FOXBOROUGH -- The man is a glittering phantom, visible but intangible, here and yet not here. David Beckham, the global metrosexual with the golden foot, plays for the Los Angeles Galaxy but most nights he is not playing. His fragile left ankle still is cranky enough that he goes day-to-day and more days than not that means he doesn't go.
Becks was in the house last night, scribbling his name for fans and sitting on the visitors' bench, stroking his chin pensively while his punchless teammates were shut out, 1-0, by the Revolution before more than 35,000 fans at Gillette Stadium. Maybe he'll play in the SuperLiga semifinal against D.C. United in California Wednesday, maybe he won't. One hostile cleat to that ankle, one awkward twist, and the planet's most famous player could be done for the year.
"We're missing a great player, obviously," Galaxy coach Frank Yallop said, after his undermanned club had been blanked for the third straight time in Major League Soccer play. "We're excited to have him with us. We just want to get him on the field."
So does everyone who bought tickets for four matches for the privilege of seeing one man on one night. Now, they'll have to wait until next year when the Galaxy are back in town and Becks presumably will be as fit and frisky as a 33-year-old can be.
This is not a once-in-a-lifetime King Tut tour. Beckham has signed on for five years, so there'll be multiple chances to see him bend it. "You're going to get your David Beckham fix," Galaxy president Alexi Lalas promised during the telecast. "Don't worry about that."
This Beckham thing, much like his sport on this side of the ocean, is all about playing the long game. The man figures to be around here longer than Pelé was; still, everyone wants him bending it now.
England, in fourth place in its qualifying group for next year's European championships, needs to have its former captain back for next month's crucial matches against Israel and Russia, especially since Wayne Rooney broke his foot yesterday. And the Galaxy, near the bottom of the Western Conference and starved for goals (17 in 15 matches), are desperate to get Beckham up and running.
"We have a guy who counts $400,000 against the cap and who's a great player," captain Landon Donovan said after another Becks-less evening. "We've played 15 matches and had him for half an hour."
Yet Beckham has done what he was brought in to do, which is to create buzz outside of the sport among the people who know him only as Mr. Posh Spice. Whatever else America may know about Beckham, it knows he's here.
Wherever the Galaxy go these days, they're being given the Man U and Real Madrid treatment. "It's been wild, but fun, and it's been good for us," said Donovan. "The downside is, they're rooting for David, not for us."
Not since Pelé joined the New York Cosmos in 1975 has there been a star of this magnitude in the States.

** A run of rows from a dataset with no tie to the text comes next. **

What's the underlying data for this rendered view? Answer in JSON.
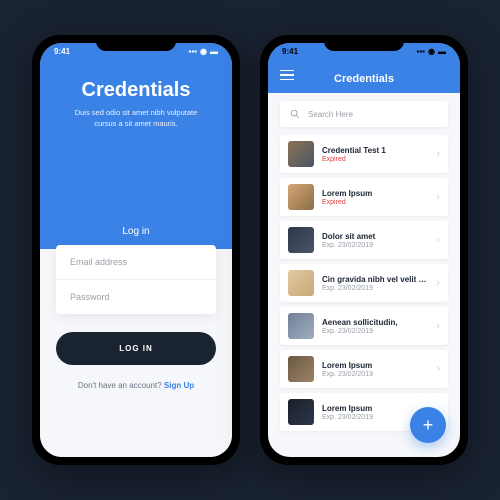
{
  "status": {
    "time": "9:41"
  },
  "login": {
    "title": "Credentials",
    "subtitle": "Duis sed odio sit amet nibh vulputate cursus a sit amet mauris.",
    "tab_label": "Log in",
    "email_placeholder": "Email address",
    "password_placeholder": "Password",
    "button_label": "LOG IN",
    "signup_prompt": "Don't have an account? ",
    "signup_link": "Sign Up"
  },
  "list": {
    "header_title": "Credentials",
    "search_placeholder": "Search Here",
    "items": [
      {
        "title": "Credential Test 1",
        "sub": "Expired",
        "status": "expired"
      },
      {
        "title": "Lorem Ipsum",
        "sub": "Expired",
        "status": "expired"
      },
      {
        "title": "Dolor sit amet",
        "sub": "Exp. 23/02/2019",
        "status": "normal"
      },
      {
        "title": "Cin gravida nibh vel velit auctor",
        "sub": "Exp. 23/02/2019",
        "status": "normal"
      },
      {
        "title": "Aenean sollicitudin,",
        "sub": "Exp. 23/02/2019",
        "status": "normal"
      },
      {
        "title": "Lorem Ipsum",
        "sub": "Exp. 23/02/2019",
        "status": "normal"
      },
      {
        "title": "Lorem Ipsum",
        "sub": "Exp. 23/02/2019",
        "status": "normal"
      }
    ],
    "fab_label": "+"
  }
}
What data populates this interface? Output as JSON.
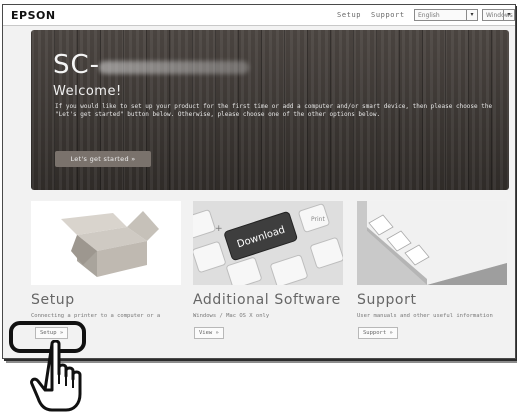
{
  "topbar": {
    "logo": "EPSON",
    "nav": [
      "Setup",
      "Support"
    ],
    "language_select": "English",
    "os_select": "Windows"
  },
  "hero": {
    "title": "SC-",
    "welcome": "Welcome!",
    "body": "If you would like to set up your product for the first time or add a computer and/or smart device, then please choose the \"Let's get started\" button below. Otherwise, please choose one of the other options below.",
    "button": "Let's get started »"
  },
  "cards": [
    {
      "title": "Setup",
      "desc": "Connecting a printer to a computer or a",
      "button": "Setup »",
      "image": "open-cardboard-box"
    },
    {
      "title": "Additional Software",
      "desc": "Windows / Mac OS X only",
      "button": "View »",
      "image": "keyboard-download-key",
      "key_text": "Download"
    },
    {
      "title": "Support",
      "desc": "User manuals and other useful information",
      "button": "Support »",
      "image": "manual-book-with-tabs"
    }
  ],
  "annotation": {
    "hand_icon": "pointing-hand-icon",
    "highlight_target": "setup-button"
  }
}
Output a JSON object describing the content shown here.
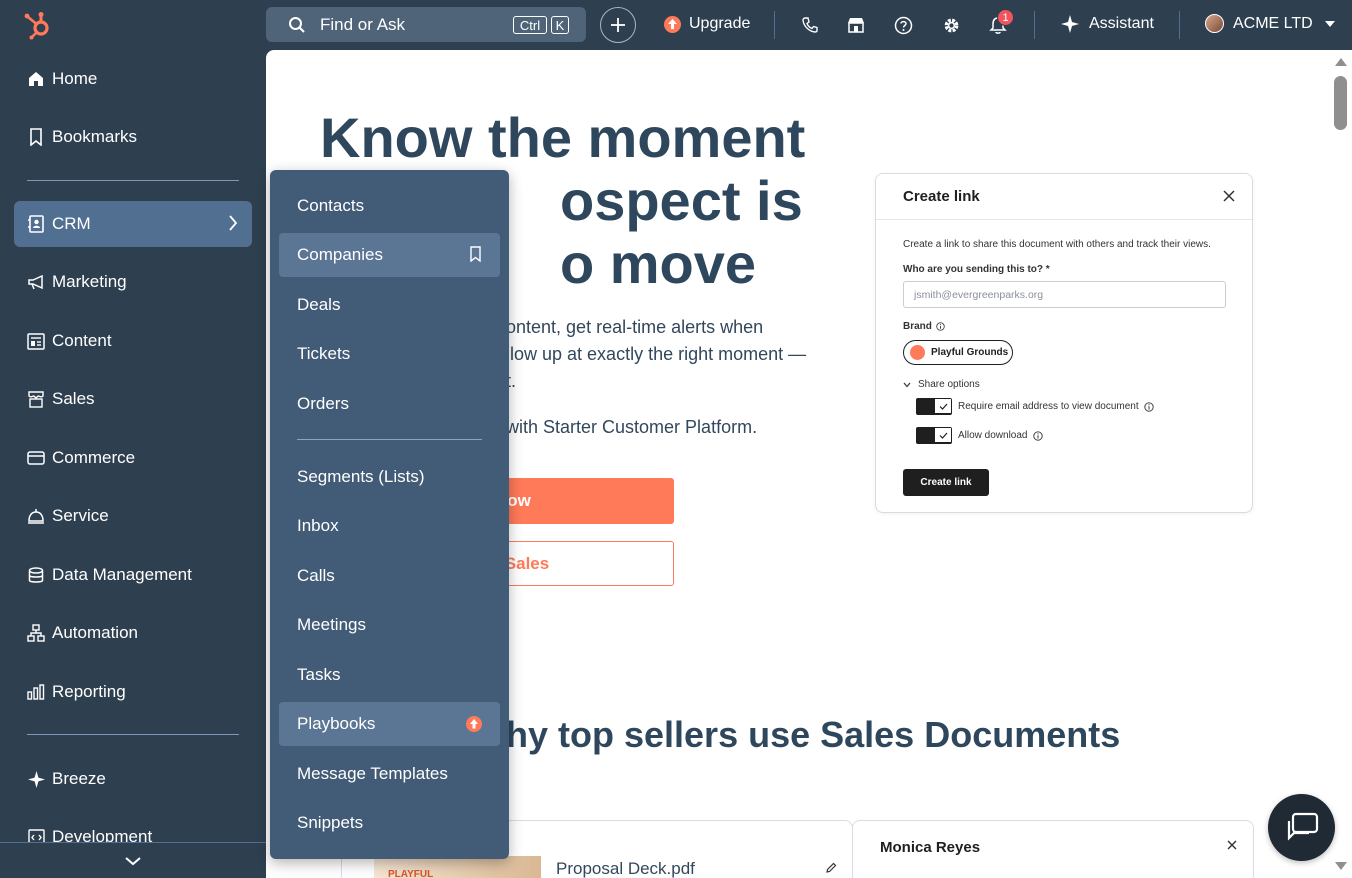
{
  "topbar": {
    "search_label": "Find or Ask",
    "kbd_ctrl": "Ctrl",
    "kbd_k": "K",
    "upgrade_label": "Upgrade",
    "notifications_count": "1",
    "assistant_label": "Assistant",
    "account_name": "ACME LTD"
  },
  "sidebar": {
    "items": [
      {
        "label": "Home",
        "icon": "home-icon"
      },
      {
        "label": "Bookmarks",
        "icon": "bookmark-icon"
      },
      {
        "label": "CRM",
        "icon": "crm-icon"
      },
      {
        "label": "Marketing",
        "icon": "megaphone-icon"
      },
      {
        "label": "Content",
        "icon": "content-icon"
      },
      {
        "label": "Sales",
        "icon": "sales-icon"
      },
      {
        "label": "Commerce",
        "icon": "commerce-icon"
      },
      {
        "label": "Service",
        "icon": "bell-service-icon"
      },
      {
        "label": "Data Management",
        "icon": "database-icon"
      },
      {
        "label": "Automation",
        "icon": "automation-icon"
      },
      {
        "label": "Reporting",
        "icon": "reporting-icon"
      },
      {
        "label": "Breeze",
        "icon": "sparkle-icon"
      },
      {
        "label": "Development",
        "icon": "code-icon"
      }
    ]
  },
  "crm_menu": {
    "items": [
      {
        "label": "Contacts"
      },
      {
        "label": "Companies"
      },
      {
        "label": "Deals"
      },
      {
        "label": "Tickets"
      },
      {
        "label": "Orders"
      },
      {
        "label": "Segments (Lists)"
      },
      {
        "label": "Inbox"
      },
      {
        "label": "Calls"
      },
      {
        "label": "Meetings"
      },
      {
        "label": "Tasks"
      },
      {
        "label": "Playbooks"
      },
      {
        "label": "Message Templates"
      },
      {
        "label": "Snippets"
      }
    ]
  },
  "hero": {
    "title_line1": "Know the moment",
    "title_line2": "ospect is",
    "title_line3": "o move",
    "desc_line1": "ontent, get real-time alerts when",
    "desc_line2": "llow up at exactly the right moment —",
    "desc_line3": "t.",
    "sub": "with Starter Customer Platform.",
    "cta_primary": "ow",
    "cta_secondary": "Sales"
  },
  "create_link_card": {
    "title": "Create link",
    "description": "Create a link to share this document with others and track their views.",
    "recipient_label": "Who are you sending this to? *",
    "recipient_placeholder": "jsmith@evergreenparks.org",
    "brand_label": "Brand",
    "brand_value": "Playful Grounds",
    "share_options_label": "Share options",
    "option_email": "Require email address to view document",
    "option_download": "Allow download",
    "create_button": "Create link"
  },
  "section": {
    "title": "hy top sellers use Sales Documents"
  },
  "preview": {
    "file_name": "Proposal Deck.pdf",
    "thumb_text": "PLAYFUL",
    "person_name": "Monica Reyes"
  },
  "colors": {
    "nav_bg": "#2e3f50",
    "flyout_bg": "#425b76",
    "accent": "#ff7a59",
    "badge": "#f2545b"
  }
}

But where Pelé was a missionary, preaching soccer's gospel in an unfamiliar land, Beckham is its crossover icon.
W Magazine, which features soccer about as often as it does Mongolian yak herding, ran a steamy 30-page photo spread on Posh and Becks, the New American Idols.
The most important thing right now, more than whether the man actually laces up his boots and plays, is that he's here. The planet's most glamorous player came over. He crossed the pond and bought a place in Beverly Hills and signed a massive contract to play against Yanks while he still has a few productive years left.
What matters is that Beckham decided he's going to end his career here and that it won't be a summer fling. But his iffy ankle has been a marketing nightmare for MLS clubs, who've been selling tickets and crossing their fingers. "David wants to be on the field and I think he feels very bad," said Yallop. "It's disappointing, but it's reality."
The Gillette fans didn't know it, but Beckham wasn't even on the roster sheet for last night's match. The ankle still was sore from his 20-minute outing against D.C. United Thursday and it didn't make sense for him to cut capers on FieldTurf. But he was willing to risk writer's cramp before and after the match, graciously signing autographs.
For the moment, Beckham is doing what he can to earn his keep while trying to downplay the hype that he's come here as a messiah to save American soccer. This year, he'll settle for helping lift the Galaxy off the floor and getting England into the Euros. What we got on Route 1 last night was a tantalizing glimpse, much like the shot of him gliding phantom-like through Heathrow Airport in "Bend It Like Beckham." Eventually, there will be much more. What there is right now is buzz.